#### Try it
Each of the records must appear again, exactly as it was written.

#### Recorded data
=== Begin Enclosure ===

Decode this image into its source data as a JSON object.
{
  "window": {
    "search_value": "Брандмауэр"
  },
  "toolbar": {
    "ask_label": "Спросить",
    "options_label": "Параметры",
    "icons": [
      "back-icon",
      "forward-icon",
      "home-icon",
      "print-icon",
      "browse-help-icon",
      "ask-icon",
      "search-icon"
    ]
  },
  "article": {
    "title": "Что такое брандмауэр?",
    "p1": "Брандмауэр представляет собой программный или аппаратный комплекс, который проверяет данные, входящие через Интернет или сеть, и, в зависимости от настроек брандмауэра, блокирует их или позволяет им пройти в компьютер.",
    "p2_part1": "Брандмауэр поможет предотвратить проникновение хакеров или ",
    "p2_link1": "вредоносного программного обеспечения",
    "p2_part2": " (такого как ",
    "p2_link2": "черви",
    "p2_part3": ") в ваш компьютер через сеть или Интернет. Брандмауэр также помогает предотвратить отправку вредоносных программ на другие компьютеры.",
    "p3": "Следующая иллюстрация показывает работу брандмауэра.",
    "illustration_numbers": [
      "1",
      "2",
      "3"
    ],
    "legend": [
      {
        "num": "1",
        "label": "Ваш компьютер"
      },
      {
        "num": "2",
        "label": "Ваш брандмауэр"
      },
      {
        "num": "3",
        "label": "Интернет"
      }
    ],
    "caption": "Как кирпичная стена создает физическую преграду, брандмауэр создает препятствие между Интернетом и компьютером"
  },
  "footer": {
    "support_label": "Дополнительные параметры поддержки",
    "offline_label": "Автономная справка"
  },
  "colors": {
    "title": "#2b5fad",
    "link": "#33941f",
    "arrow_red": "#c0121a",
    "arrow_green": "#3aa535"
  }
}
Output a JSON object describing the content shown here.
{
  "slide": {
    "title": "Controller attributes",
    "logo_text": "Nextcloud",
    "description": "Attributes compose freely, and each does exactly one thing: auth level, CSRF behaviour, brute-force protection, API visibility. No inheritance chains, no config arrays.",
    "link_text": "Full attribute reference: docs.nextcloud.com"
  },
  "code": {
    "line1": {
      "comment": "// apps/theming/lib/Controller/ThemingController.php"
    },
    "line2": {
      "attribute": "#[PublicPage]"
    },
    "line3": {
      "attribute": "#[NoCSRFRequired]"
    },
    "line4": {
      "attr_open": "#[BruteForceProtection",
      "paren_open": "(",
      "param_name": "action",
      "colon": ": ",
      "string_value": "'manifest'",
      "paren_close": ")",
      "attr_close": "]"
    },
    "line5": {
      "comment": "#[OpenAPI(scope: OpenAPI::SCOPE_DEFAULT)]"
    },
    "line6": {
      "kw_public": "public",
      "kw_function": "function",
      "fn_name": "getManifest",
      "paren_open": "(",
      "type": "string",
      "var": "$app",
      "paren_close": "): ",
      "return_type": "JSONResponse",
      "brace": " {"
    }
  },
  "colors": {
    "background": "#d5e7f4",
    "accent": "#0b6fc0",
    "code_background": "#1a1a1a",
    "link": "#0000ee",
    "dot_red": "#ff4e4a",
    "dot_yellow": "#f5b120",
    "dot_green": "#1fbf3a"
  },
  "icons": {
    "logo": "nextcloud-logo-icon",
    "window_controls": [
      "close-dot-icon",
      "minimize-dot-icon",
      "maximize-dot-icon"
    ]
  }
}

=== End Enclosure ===

#### Answer to this exercise
Decode this image into its source data as a JSON object.
{
  "window": {
    "search_value": "Брандмауэр"
  },
  "toolbar": {
    "ask_label": "Спросить",
    "options_label": "Параметры",
    "icons": [
      "back-icon",
      "forward-icon",
      "home-icon",
      "print-icon",
      "browse-help-icon",
      "ask-icon",
      "search-icon"
    ]
  },
  "article": {
    "title": "Что такое брандмауэр?",
    "p1": "Брандмауэр представляет собой программный или аппаратный комплекс, который проверяет данные, входящие через Интернет или сеть, и, в зависимости от настроек брандмауэра, блокирует их или позволяет им пройти в компьютер.",
    "p2_part1": "Брандмауэр поможет предотвратить проникновение хакеров или ",
    "p2_link1": "вредоносного программного обеспечения",
    "p2_part2": " (такого как ",
    "p2_link2": "черви",
    "p2_part3": ") в ваш компьютер через сеть или Интернет. Брандмауэр также помогает предотвратить отправку вредоносных программ на другие компьютеры.",
    "p3": "Следующая иллюстрация показывает работу брандмауэра.",
    "illustration_numbers": [
      "1",
      "2",
      "3"
    ],
    "legend": [
      {
        "num": "1",
        "label": "Ваш компьютер"
      },
      {
        "num": "2",
        "label": "Ваш брандмауэр"
      },
      {
        "num": "3",
        "label": "Интернет"
      }
    ],
    "caption": "Как кирпичная стена создает физическую преграду, брандмауэр создает препятствие между Интернетом и компьютером"
  },
  "footer": {
    "support_label": "Дополнительные параметры поддержки",
    "offline_label": "Автономная справка"
  },
  "colors": {
    "title": "#2b5fad",
    "link": "#33941f",
    "arrow_red": "#c0121a",
    "arrow_green": "#3aa535"
  }
}
Output a JSON object describing the content shown here.
{
  "slide": {
    "title": "Controller attributes",
    "logo_text": "Nextcloud",
    "description": "Attributes compose freely, and each does exactly one thing: auth level, CSRF behaviour, brute-force protection, API visibility. No inheritance chains, no config arrays.",
    "link_text": "Full attribute reference: docs.nextcloud.com"
  },
  "code": {
    "line1": {
      "comment": "// apps/theming/lib/Controller/ThemingController.php"
    },
    "line2": {
      "attribute": "#[PublicPage]"
    },
    "line3": {
      "attribute": "#[NoCSRFRequired]"
    },
    "line4": {
      "attr_open": "#[BruteForceProtection",
      "paren_open": "(",
      "param_name": "action",
      "colon": ": ",
      "string_value": "'manifest'",
      "paren_close": ")",
      "attr_close": "]"
    },
    "line5": {
      "comment": "#[OpenAPI(scope: OpenAPI::SCOPE_DEFAULT)]"
    },
    "line6": {
      "kw_public": "public",
      "kw_function": "function",
      "fn_name": "getManifest",
      "paren_open": "(",
      "type": "string",
      "var": "$app",
      "paren_close": "): ",
      "return_type": "JSONResponse",
      "brace": " {"
    }
  },
  "colors": {
    "background": "#d5e7f4",
    "accent": "#0b6fc0",
    "code_background": "#1a1a1a",
    "link": "#0000ee",
    "dot_red": "#ff4e4a",
    "dot_yellow": "#f5b120",
    "dot_green": "#1fbf3a"
  },
  "icons": {
    "logo": "nextcloud-logo-icon",
    "window_controls": [
      "close-dot-icon",
      "minimize-dot-icon",
      "maximize-dot-icon"
    ]
  }
}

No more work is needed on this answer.